Data records for software interfaces:
----------------------------------------

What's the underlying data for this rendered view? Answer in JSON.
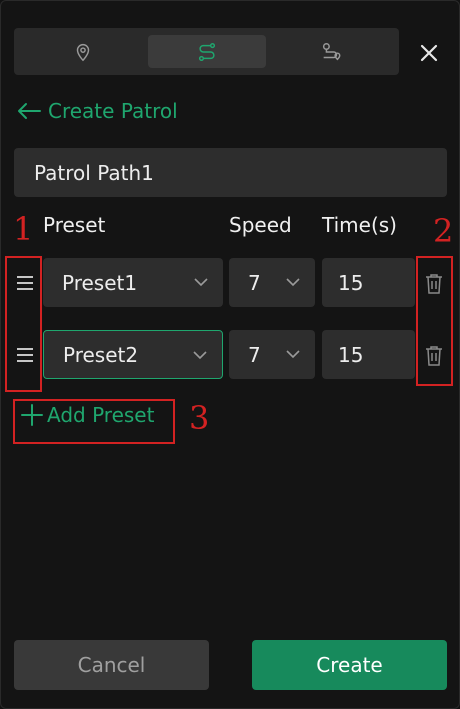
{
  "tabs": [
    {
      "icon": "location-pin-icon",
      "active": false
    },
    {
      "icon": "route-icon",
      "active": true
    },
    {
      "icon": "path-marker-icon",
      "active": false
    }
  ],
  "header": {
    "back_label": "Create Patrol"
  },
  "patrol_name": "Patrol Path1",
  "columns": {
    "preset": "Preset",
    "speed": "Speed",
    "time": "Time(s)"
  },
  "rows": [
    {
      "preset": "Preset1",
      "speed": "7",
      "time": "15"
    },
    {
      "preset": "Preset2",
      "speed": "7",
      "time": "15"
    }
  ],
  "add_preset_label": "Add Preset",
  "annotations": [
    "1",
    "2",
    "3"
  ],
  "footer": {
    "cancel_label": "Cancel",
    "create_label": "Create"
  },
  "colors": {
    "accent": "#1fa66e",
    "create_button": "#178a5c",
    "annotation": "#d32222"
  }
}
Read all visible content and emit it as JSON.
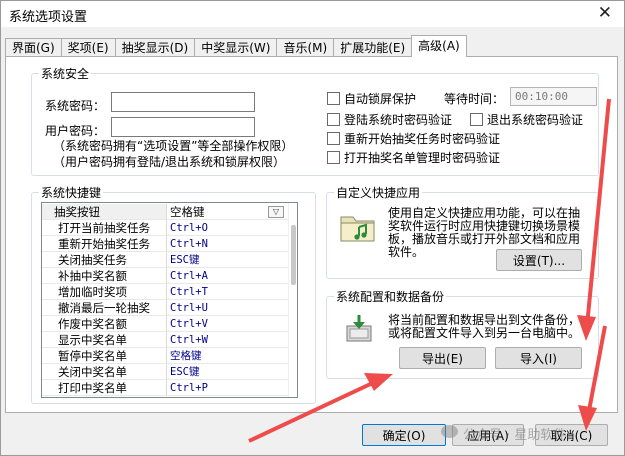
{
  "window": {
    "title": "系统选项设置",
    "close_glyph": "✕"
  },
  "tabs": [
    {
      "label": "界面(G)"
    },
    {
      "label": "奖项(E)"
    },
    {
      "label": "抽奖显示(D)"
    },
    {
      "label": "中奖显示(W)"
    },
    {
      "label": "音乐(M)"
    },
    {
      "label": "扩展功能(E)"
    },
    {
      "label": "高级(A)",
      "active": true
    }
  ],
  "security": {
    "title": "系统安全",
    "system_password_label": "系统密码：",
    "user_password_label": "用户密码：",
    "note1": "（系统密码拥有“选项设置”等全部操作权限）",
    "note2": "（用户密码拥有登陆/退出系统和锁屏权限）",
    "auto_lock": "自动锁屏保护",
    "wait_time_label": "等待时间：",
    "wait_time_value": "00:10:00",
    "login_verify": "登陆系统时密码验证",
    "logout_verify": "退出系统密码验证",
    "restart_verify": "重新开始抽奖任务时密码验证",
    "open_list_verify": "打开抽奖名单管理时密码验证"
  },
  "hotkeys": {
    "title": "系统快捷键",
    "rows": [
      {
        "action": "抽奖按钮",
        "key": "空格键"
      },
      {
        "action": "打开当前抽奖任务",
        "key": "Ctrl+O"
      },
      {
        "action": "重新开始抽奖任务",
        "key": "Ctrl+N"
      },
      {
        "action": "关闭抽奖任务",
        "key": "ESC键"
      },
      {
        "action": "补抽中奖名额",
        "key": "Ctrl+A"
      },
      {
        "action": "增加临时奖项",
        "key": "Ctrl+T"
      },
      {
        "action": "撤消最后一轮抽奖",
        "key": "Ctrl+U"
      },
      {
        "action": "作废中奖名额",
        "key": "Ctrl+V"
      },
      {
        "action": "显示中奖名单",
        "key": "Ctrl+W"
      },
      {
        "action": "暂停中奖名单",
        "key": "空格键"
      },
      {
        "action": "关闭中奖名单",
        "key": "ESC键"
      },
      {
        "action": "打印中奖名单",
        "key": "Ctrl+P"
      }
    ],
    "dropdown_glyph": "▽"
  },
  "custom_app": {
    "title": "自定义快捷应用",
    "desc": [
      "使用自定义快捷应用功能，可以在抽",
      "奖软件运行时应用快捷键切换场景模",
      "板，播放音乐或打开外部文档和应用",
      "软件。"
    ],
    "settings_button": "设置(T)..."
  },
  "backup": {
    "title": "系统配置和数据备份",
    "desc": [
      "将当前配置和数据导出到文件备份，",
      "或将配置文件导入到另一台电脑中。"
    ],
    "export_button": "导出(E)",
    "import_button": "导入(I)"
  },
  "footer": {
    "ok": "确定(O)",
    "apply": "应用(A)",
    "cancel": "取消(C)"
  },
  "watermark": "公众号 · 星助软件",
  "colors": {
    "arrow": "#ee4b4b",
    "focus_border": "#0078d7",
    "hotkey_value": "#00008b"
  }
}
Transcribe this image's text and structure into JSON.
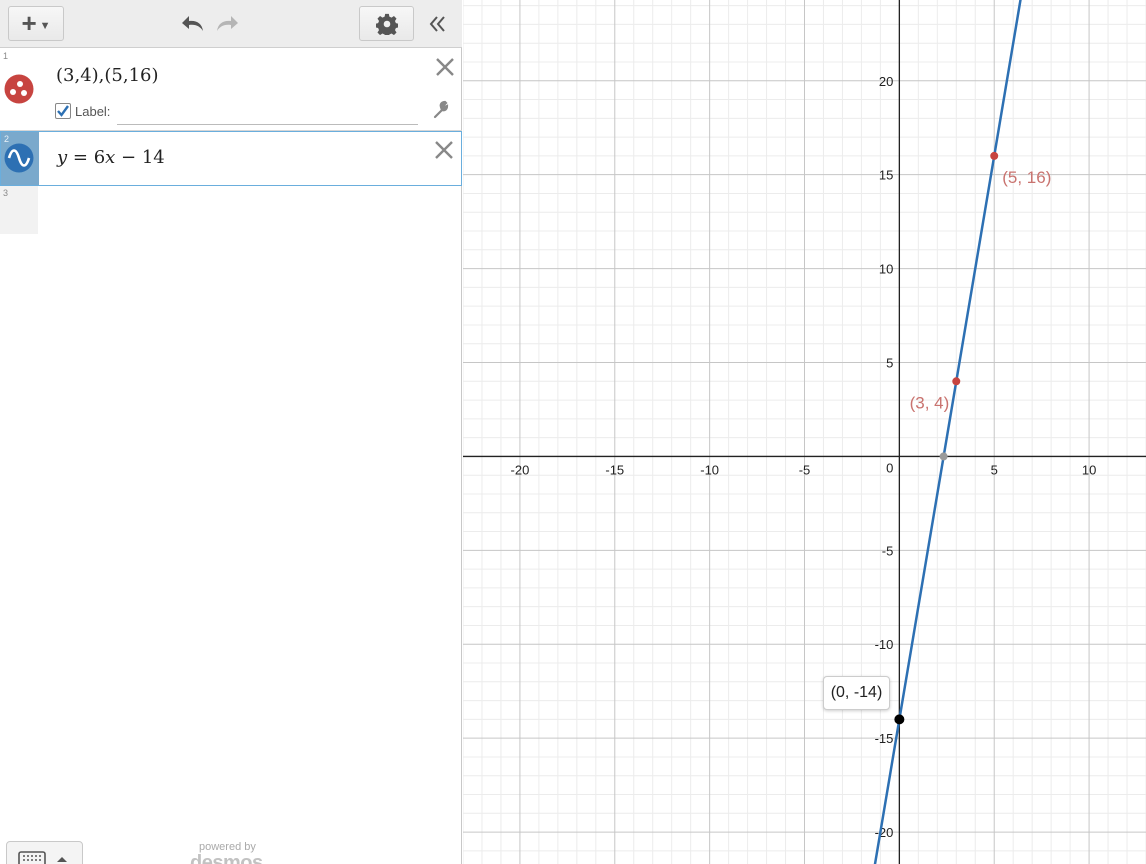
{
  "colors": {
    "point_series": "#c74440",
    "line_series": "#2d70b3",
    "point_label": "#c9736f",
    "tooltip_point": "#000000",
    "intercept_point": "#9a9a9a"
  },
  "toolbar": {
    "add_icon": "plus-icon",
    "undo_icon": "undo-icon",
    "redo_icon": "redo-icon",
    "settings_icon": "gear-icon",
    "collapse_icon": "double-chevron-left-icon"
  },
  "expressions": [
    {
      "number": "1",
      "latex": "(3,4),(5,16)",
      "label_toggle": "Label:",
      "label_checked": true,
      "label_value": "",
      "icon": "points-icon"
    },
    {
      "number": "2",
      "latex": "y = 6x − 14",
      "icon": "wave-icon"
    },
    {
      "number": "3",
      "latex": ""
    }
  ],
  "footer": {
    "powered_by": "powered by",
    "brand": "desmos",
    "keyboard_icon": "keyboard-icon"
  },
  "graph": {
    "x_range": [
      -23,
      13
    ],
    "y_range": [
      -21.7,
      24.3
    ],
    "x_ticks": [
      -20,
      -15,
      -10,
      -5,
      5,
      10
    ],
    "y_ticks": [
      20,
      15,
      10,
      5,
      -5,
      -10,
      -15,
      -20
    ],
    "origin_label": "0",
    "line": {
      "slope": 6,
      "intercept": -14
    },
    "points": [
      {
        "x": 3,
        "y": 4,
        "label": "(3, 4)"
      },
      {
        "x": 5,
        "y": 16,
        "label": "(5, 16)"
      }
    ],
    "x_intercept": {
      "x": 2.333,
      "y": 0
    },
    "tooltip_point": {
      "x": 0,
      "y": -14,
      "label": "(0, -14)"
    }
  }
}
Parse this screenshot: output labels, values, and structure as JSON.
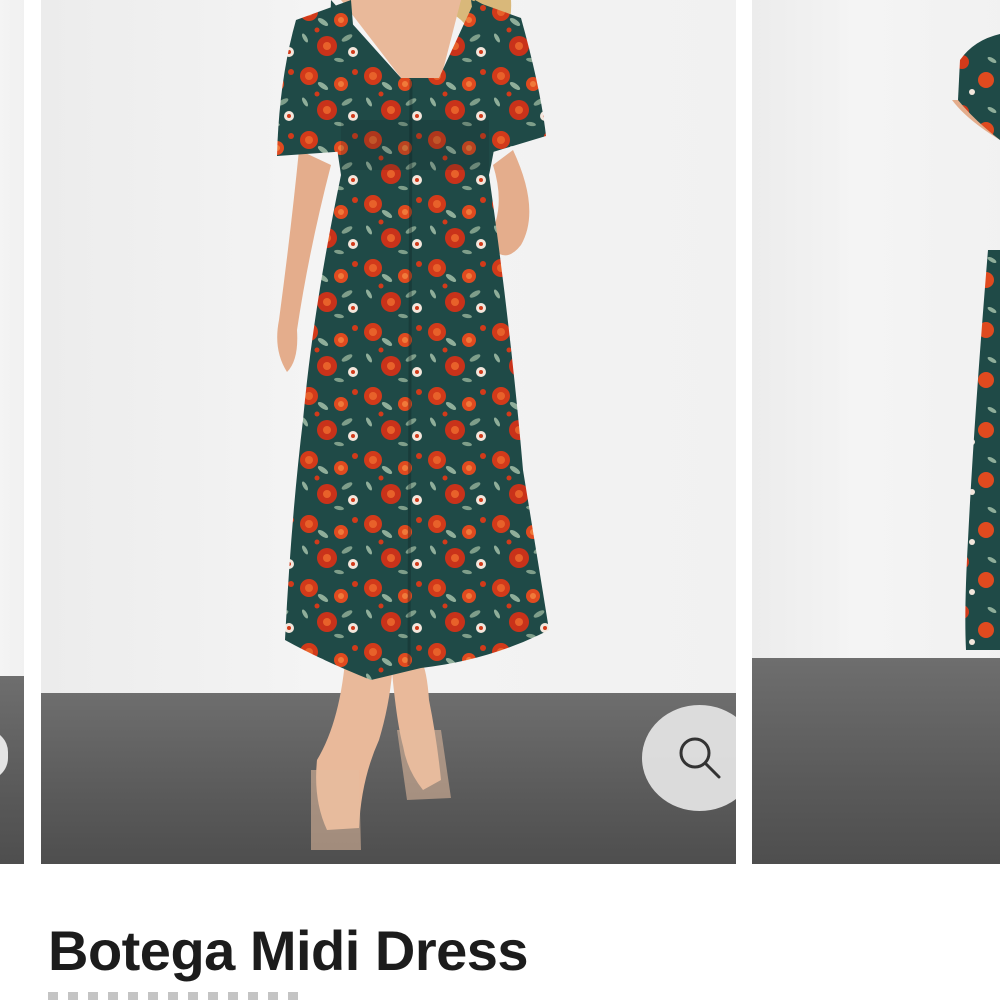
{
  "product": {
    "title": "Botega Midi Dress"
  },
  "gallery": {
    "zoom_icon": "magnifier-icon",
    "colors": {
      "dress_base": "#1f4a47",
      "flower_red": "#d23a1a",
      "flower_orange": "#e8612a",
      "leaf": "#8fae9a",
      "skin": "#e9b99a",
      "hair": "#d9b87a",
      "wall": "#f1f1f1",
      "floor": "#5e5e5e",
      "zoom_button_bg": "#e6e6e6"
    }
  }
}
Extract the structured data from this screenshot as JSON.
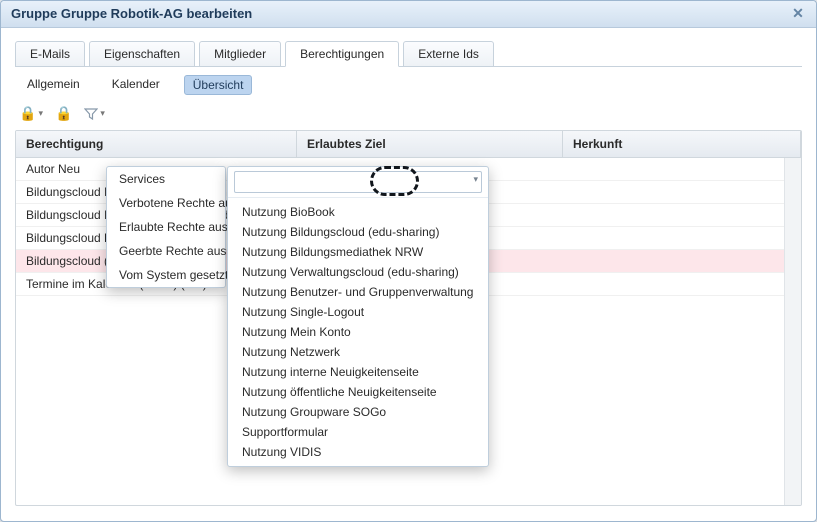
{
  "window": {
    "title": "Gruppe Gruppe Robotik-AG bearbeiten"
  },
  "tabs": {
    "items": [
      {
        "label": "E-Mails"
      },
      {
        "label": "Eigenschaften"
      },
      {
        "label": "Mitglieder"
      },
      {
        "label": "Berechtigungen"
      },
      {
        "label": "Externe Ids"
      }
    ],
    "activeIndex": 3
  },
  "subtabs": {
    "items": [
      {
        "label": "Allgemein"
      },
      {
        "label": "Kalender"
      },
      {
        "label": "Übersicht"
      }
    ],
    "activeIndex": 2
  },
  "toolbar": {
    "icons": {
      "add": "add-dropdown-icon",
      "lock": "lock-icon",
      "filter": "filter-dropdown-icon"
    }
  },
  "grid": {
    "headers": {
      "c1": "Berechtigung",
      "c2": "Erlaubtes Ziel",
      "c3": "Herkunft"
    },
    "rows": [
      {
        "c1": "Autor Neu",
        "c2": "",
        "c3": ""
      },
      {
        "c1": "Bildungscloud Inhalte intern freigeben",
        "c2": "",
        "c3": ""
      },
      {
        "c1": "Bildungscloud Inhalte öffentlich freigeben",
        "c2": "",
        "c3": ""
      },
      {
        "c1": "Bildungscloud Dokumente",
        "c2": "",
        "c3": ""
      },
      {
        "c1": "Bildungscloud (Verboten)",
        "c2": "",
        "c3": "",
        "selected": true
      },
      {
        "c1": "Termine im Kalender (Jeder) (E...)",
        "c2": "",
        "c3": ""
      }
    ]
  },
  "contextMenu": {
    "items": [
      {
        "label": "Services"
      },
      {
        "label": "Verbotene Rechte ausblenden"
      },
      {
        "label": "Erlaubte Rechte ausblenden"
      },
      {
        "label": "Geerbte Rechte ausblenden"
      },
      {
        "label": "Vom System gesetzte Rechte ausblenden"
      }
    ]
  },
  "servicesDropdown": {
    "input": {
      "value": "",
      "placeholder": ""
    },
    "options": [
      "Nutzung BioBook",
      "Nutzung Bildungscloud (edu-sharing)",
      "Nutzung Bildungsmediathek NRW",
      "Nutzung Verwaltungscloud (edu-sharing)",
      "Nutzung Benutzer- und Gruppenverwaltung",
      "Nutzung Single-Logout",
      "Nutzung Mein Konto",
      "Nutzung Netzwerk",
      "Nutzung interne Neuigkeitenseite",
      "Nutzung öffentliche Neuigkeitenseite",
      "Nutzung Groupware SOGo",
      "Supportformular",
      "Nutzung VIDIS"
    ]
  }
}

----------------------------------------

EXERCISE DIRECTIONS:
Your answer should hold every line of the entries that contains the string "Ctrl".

YOUR SOLUTION:
        "key": "Ctrl+O"
        "key": "Ctrl+N"
        "key": "Ctrl+A"
        "key": "Ctrl+T"
        "key": "Ctrl+U"
        "key": "Ctrl+V"
        "key": "Ctrl+W"
        "key": "Ctrl+P"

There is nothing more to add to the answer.